President Obama recently announced plans to drastically reduce methane emissions nationally over the next decade by targeting the oil and gas industry. The goal is to cut methane emissions from oil and gas by as much as 45% by 2025. The levels will be compared to data recorded in 2012.
The U.S. Environmental Protection Agency (EPA) is expected to rollout the regulations this summer, and finalize the plan by 2016. This is a win for environmental groups who have long demanded that White House officials do more to curb methane emissions. The oil and gas industry, however, having seen unprecedented growth over the past 10 years, believes the new rules would stonewall progress.
Thomas Pyle, president of the American Energy Alliance, which advocates for the fossil fuel industry, commented on the proposal, saying, "Energy producers are already reducing methane emissions because methane is a valuable commodity. It would be like issuing regulations forcing ice cream makers to spill less ice cream." He called the proposed regulations "redundant, costly and unnecessary."
Methane pollution has already been reduced by more than 16 percent by elective programs. Energy analysts claim that Obama's new rules have created a solution for a problem that does not exist.
Methane emissions from the oil and gas industry's work are expected to increase in the future as hydraulic fracturing becomes more commonplace. However, the President's rules will only apply to new facilities, allowing existing companies to carry on with voluntary methane reduction standards.
The White House has not yet released a cost estimate for these proposed regulations.

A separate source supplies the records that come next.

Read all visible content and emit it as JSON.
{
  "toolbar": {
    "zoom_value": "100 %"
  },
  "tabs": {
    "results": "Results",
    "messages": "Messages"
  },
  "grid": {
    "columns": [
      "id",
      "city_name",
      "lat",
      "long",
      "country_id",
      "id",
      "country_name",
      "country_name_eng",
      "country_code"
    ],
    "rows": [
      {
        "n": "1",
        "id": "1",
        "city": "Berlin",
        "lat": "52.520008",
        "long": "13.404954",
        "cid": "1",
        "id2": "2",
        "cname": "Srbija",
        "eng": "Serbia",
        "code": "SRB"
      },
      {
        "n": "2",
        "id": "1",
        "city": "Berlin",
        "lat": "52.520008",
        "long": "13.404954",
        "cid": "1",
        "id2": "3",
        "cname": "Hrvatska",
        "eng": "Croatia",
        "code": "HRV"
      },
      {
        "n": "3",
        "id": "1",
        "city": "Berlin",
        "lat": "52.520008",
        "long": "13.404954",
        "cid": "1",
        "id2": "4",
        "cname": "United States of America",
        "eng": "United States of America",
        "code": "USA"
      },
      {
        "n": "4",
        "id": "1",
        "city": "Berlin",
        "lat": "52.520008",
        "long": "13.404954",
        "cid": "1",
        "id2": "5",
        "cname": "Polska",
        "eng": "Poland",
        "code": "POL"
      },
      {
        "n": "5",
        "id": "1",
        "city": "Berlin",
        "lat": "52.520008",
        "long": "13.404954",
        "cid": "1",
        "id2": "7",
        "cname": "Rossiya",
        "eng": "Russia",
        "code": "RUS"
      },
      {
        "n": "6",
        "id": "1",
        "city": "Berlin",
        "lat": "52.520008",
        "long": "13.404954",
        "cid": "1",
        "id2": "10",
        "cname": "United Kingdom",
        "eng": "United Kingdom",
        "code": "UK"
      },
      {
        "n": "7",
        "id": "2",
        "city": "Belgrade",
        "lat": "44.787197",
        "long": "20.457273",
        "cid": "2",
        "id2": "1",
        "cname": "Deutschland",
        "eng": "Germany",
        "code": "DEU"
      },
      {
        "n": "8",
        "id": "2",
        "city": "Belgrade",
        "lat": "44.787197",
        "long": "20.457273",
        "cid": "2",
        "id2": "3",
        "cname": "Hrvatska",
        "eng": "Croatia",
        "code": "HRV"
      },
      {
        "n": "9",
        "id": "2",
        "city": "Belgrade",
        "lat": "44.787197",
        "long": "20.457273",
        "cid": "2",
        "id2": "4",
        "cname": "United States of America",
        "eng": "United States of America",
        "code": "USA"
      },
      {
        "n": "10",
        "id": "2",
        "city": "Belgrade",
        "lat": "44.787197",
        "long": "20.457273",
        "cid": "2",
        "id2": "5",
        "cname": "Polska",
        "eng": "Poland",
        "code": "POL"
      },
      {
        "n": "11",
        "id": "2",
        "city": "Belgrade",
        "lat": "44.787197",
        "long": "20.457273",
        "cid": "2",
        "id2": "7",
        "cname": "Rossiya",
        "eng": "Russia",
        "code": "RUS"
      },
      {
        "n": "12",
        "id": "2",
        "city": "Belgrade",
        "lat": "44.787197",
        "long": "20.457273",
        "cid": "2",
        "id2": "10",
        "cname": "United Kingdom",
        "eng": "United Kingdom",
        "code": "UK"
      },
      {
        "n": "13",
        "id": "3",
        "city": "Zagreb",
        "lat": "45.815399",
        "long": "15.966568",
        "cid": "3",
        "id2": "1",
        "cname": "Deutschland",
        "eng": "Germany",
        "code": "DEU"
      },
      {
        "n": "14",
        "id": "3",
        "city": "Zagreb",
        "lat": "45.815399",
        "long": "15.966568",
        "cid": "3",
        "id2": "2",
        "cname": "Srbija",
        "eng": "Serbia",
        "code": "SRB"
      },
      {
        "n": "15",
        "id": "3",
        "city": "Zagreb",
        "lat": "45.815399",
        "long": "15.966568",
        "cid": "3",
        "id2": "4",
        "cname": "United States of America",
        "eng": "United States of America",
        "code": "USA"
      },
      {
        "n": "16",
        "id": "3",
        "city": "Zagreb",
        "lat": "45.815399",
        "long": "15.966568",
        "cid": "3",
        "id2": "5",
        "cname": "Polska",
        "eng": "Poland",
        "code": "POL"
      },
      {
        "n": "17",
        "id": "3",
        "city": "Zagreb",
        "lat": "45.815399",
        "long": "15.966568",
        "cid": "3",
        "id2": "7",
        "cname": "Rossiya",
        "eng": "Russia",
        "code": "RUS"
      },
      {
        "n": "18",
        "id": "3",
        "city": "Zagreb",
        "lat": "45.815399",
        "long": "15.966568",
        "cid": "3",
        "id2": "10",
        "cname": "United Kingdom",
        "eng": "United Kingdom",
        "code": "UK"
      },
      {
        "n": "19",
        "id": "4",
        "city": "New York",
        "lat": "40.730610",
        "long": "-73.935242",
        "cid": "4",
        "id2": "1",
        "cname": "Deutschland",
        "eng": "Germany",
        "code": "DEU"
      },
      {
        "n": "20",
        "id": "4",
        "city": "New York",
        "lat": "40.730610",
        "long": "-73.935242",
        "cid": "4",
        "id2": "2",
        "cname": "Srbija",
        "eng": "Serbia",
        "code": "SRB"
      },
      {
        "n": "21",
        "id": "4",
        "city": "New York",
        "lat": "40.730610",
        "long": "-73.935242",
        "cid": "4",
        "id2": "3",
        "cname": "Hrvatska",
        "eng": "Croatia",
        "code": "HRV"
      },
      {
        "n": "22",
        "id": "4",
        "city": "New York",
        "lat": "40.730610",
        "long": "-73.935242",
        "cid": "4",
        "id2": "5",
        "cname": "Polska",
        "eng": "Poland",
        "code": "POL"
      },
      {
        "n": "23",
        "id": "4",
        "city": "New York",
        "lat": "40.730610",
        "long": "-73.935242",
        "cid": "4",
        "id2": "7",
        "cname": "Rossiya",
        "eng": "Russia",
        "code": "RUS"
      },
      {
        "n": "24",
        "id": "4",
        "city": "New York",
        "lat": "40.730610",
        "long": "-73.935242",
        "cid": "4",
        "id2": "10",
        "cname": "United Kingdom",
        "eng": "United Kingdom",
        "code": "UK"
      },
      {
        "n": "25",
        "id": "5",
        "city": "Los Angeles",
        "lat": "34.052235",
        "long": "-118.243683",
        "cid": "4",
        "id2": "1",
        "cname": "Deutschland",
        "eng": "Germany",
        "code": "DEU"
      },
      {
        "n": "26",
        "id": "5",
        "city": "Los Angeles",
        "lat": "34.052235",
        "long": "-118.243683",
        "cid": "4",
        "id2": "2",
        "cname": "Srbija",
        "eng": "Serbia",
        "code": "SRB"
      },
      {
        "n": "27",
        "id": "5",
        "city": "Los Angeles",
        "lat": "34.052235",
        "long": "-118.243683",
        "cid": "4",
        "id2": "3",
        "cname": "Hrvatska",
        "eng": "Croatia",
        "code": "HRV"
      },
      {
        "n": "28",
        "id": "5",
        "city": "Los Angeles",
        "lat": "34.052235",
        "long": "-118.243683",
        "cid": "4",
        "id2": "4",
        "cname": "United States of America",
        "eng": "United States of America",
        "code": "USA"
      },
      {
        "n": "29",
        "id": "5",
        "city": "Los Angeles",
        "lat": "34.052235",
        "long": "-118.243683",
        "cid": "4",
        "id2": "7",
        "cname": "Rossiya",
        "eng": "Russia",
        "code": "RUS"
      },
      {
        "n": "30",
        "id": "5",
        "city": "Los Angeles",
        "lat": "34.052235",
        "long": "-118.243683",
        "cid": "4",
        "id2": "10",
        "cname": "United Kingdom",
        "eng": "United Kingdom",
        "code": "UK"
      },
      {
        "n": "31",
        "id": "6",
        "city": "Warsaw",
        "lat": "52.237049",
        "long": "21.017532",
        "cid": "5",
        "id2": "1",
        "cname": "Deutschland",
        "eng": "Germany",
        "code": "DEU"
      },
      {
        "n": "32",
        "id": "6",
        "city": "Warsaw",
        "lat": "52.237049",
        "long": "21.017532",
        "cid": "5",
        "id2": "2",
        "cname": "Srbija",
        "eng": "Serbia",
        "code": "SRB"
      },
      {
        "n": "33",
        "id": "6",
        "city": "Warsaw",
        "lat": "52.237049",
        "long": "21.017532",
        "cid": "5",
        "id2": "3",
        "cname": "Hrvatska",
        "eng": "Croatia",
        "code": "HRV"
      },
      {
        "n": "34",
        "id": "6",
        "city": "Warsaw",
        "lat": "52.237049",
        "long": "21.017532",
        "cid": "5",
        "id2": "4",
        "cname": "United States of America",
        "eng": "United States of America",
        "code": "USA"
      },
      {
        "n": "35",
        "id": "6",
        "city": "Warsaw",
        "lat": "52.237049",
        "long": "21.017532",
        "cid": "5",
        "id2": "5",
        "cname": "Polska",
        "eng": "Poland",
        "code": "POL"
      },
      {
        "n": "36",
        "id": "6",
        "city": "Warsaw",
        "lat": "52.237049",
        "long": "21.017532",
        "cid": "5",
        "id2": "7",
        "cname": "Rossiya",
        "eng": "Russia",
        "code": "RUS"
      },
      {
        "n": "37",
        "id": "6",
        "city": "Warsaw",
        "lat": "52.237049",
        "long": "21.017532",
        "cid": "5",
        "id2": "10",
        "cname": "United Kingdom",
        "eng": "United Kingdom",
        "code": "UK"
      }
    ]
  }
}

Environmental consultants can aid oil and gas companies address air quality issues, offering preventative strategies, as well as solutions to correct any problems that may arise.